Problem requirements: When you retype the entries, keep each one exact and leave out the pictures.

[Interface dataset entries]
---------------

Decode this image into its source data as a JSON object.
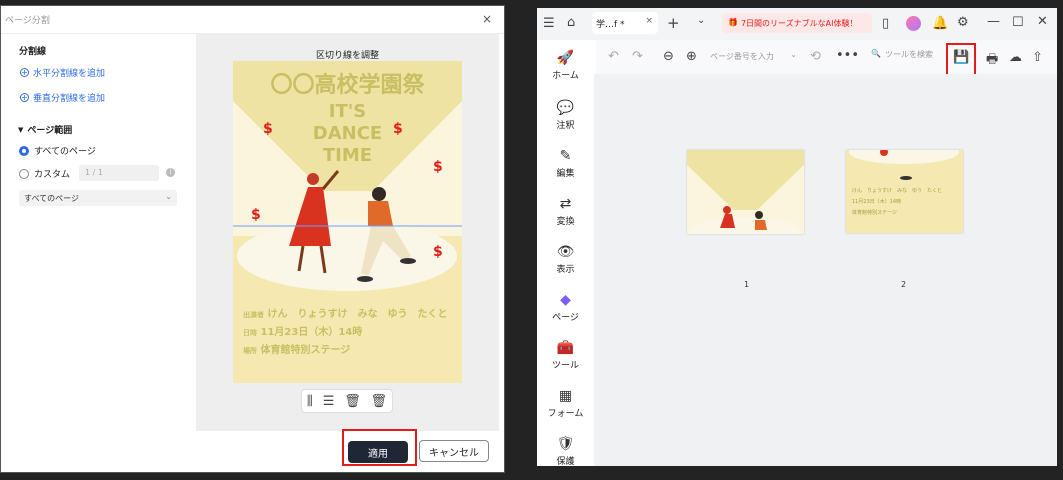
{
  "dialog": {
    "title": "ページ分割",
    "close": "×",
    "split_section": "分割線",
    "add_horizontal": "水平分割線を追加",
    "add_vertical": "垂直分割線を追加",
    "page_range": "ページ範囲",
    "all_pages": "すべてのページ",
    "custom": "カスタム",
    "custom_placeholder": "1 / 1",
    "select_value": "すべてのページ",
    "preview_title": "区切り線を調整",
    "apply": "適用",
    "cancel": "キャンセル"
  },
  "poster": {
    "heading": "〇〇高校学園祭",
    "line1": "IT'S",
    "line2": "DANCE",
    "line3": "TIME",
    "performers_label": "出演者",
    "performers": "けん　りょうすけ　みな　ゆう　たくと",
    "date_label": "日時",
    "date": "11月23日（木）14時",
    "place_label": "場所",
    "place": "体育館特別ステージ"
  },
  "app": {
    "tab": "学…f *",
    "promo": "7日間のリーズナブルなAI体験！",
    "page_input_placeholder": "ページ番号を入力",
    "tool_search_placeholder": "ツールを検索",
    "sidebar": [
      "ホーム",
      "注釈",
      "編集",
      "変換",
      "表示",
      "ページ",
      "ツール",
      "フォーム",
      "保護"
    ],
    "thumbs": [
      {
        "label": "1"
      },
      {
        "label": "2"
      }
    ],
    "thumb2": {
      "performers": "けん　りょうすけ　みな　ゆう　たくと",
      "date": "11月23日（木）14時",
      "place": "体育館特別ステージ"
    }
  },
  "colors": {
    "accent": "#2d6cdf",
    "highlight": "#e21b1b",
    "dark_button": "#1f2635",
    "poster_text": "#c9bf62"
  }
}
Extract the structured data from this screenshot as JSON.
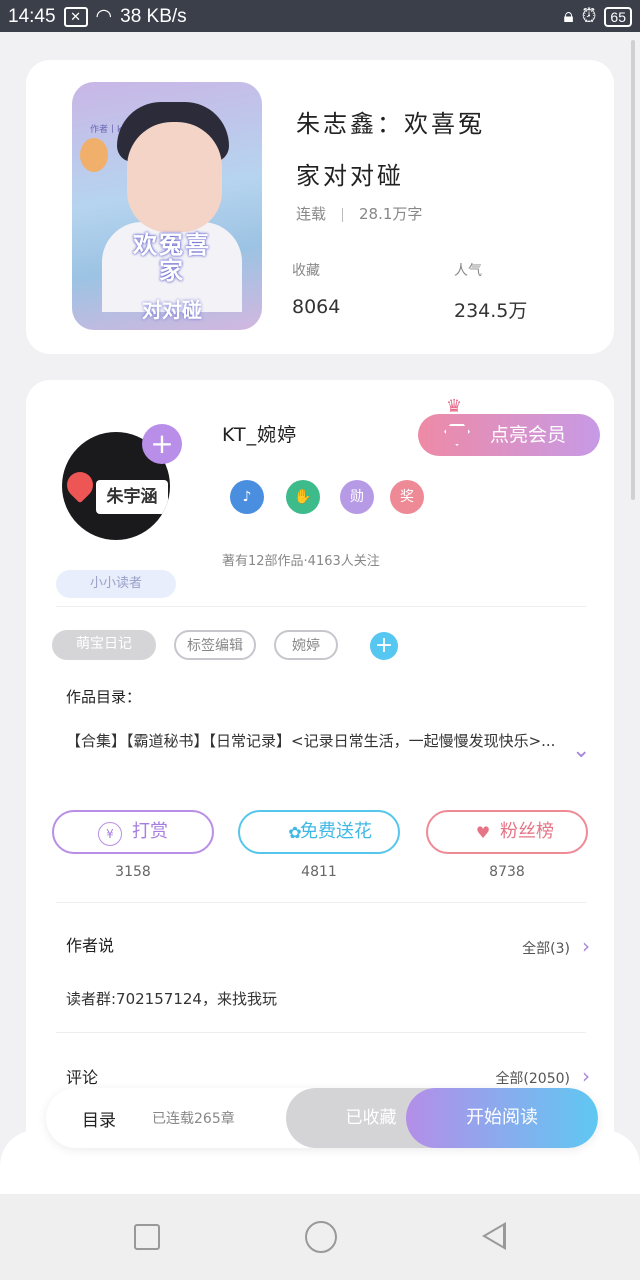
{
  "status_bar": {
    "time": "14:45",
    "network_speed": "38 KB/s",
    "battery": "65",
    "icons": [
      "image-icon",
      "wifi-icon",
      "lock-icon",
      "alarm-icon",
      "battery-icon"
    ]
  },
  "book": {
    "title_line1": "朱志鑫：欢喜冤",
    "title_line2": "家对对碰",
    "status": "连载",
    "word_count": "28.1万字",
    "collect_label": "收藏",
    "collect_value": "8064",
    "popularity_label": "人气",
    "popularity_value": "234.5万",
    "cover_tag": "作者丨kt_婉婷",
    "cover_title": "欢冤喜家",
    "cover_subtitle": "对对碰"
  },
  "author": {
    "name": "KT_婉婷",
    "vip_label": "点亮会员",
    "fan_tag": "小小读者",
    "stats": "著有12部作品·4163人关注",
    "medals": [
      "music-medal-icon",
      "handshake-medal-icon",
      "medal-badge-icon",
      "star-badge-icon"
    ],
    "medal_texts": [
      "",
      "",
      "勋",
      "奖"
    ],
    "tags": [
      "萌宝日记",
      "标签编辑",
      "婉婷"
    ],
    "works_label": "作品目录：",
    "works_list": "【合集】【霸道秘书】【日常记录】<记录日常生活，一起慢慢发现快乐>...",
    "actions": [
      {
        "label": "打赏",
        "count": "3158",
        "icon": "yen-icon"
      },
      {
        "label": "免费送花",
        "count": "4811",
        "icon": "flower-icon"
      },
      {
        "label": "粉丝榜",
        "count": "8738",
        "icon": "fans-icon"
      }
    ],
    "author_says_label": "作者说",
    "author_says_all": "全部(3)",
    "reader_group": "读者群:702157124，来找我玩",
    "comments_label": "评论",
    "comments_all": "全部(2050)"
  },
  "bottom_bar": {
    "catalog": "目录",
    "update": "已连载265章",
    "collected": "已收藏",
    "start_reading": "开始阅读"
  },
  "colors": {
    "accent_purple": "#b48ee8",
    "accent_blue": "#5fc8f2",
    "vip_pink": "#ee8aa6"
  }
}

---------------

Exercise result:
Decode this image into its source data as a JSON object.
{
  "dialog": {
    "title": "ページ分割",
    "close": "×",
    "split_section": "分割線",
    "add_horizontal": "水平分割線を追加",
    "add_vertical": "垂直分割線を追加",
    "page_range": "ページ範囲",
    "all_pages": "すべてのページ",
    "custom": "カスタム",
    "custom_placeholder": "1 / 1",
    "select_value": "すべてのページ",
    "preview_title": "区切り線を調整",
    "apply": "適用",
    "cancel": "キャンセル"
  },
  "poster": {
    "heading": "〇〇高校学園祭",
    "line1": "IT'S",
    "line2": "DANCE",
    "line3": "TIME",
    "performers_label": "出演者",
    "performers": "けん　りょうすけ　みな　ゆう　たくと",
    "date_label": "日時",
    "date": "11月23日（木）14時",
    "place_label": "場所",
    "place": "体育館特別ステージ"
  },
  "app": {
    "tab": "学…f *",
    "promo": "7日間のリーズナブルなAI体験！",
    "page_input_placeholder": "ページ番号を入力",
    "tool_search_placeholder": "ツールを検索",
    "sidebar": [
      "ホーム",
      "注釈",
      "編集",
      "変換",
      "表示",
      "ページ",
      "ツール",
      "フォーム",
      "保護"
    ],
    "thumbs": [
      {
        "label": "1"
      },
      {
        "label": "2"
      }
    ],
    "thumb2": {
      "performers": "けん　りょうすけ　みな　ゆう　たくと",
      "date": "11月23日（木）14時",
      "place": "体育館特別ステージ"
    }
  },
  "colors": {
    "accent": "#2d6cdf",
    "highlight": "#e21b1b",
    "dark_button": "#1f2635",
    "poster_text": "#c9bf62"
  }
}
Extract the structured data from this screenshot as JSON.
{
  "status_bar": {
    "time": "14:45",
    "network_speed": "38 KB/s",
    "battery": "65",
    "icons": [
      "image-icon",
      "wifi-icon",
      "lock-icon",
      "alarm-icon",
      "battery-icon"
    ]
  },
  "book": {
    "title_line1": "朱志鑫：欢喜冤",
    "title_line2": "家对对碰",
    "status": "连载",
    "word_count": "28.1万字",
    "collect_label": "收藏",
    "collect_value": "8064",
    "popularity_label": "人气",
    "popularity_value": "234.5万",
    "cover_tag": "作者丨kt_婉婷",
    "cover_title": "欢冤喜家",
    "cover_subtitle": "对对碰"
  },
  "author": {
    "name": "KT_婉婷",
    "vip_label": "点亮会员",
    "fan_tag": "小小读者",
    "stats": "著有12部作品·4163人关注",
    "medals": [
      "music-medal-icon",
      "handshake-medal-icon",
      "medal-badge-icon",
      "star-badge-icon"
    ],
    "medal_texts": [
      "",
      "",
      "勋",
      "奖"
    ],
    "tags": [
      "萌宝日记",
      "标签编辑",
      "婉婷"
    ],
    "works_label": "作品目录：",
    "works_list": "【合集】【霸道秘书】【日常记录】<记录日常生活，一起慢慢发现快乐>...",
    "actions": [
      {
        "label": "打赏",
        "count": "3158",
        "icon": "yen-icon"
      },
      {
        "label": "免费送花",
        "count": "4811",
        "icon": "flower-icon"
      },
      {
        "label": "粉丝榜",
        "count": "8738",
        "icon": "fans-icon"
      }
    ],
    "author_says_label": "作者说",
    "author_says_all": "全部(3)",
    "reader_group": "读者群:702157124，来找我玩",
    "comments_label": "评论",
    "comments_all": "全部(2050)"
  },
  "bottom_bar": {
    "catalog": "目录",
    "update": "已连载265章",
    "collected": "已收藏",
    "start_reading": "开始阅读"
  },
  "colors": {
    "accent_purple": "#b48ee8",
    "accent_blue": "#5fc8f2",
    "vip_pink": "#ee8aa6"
  }
}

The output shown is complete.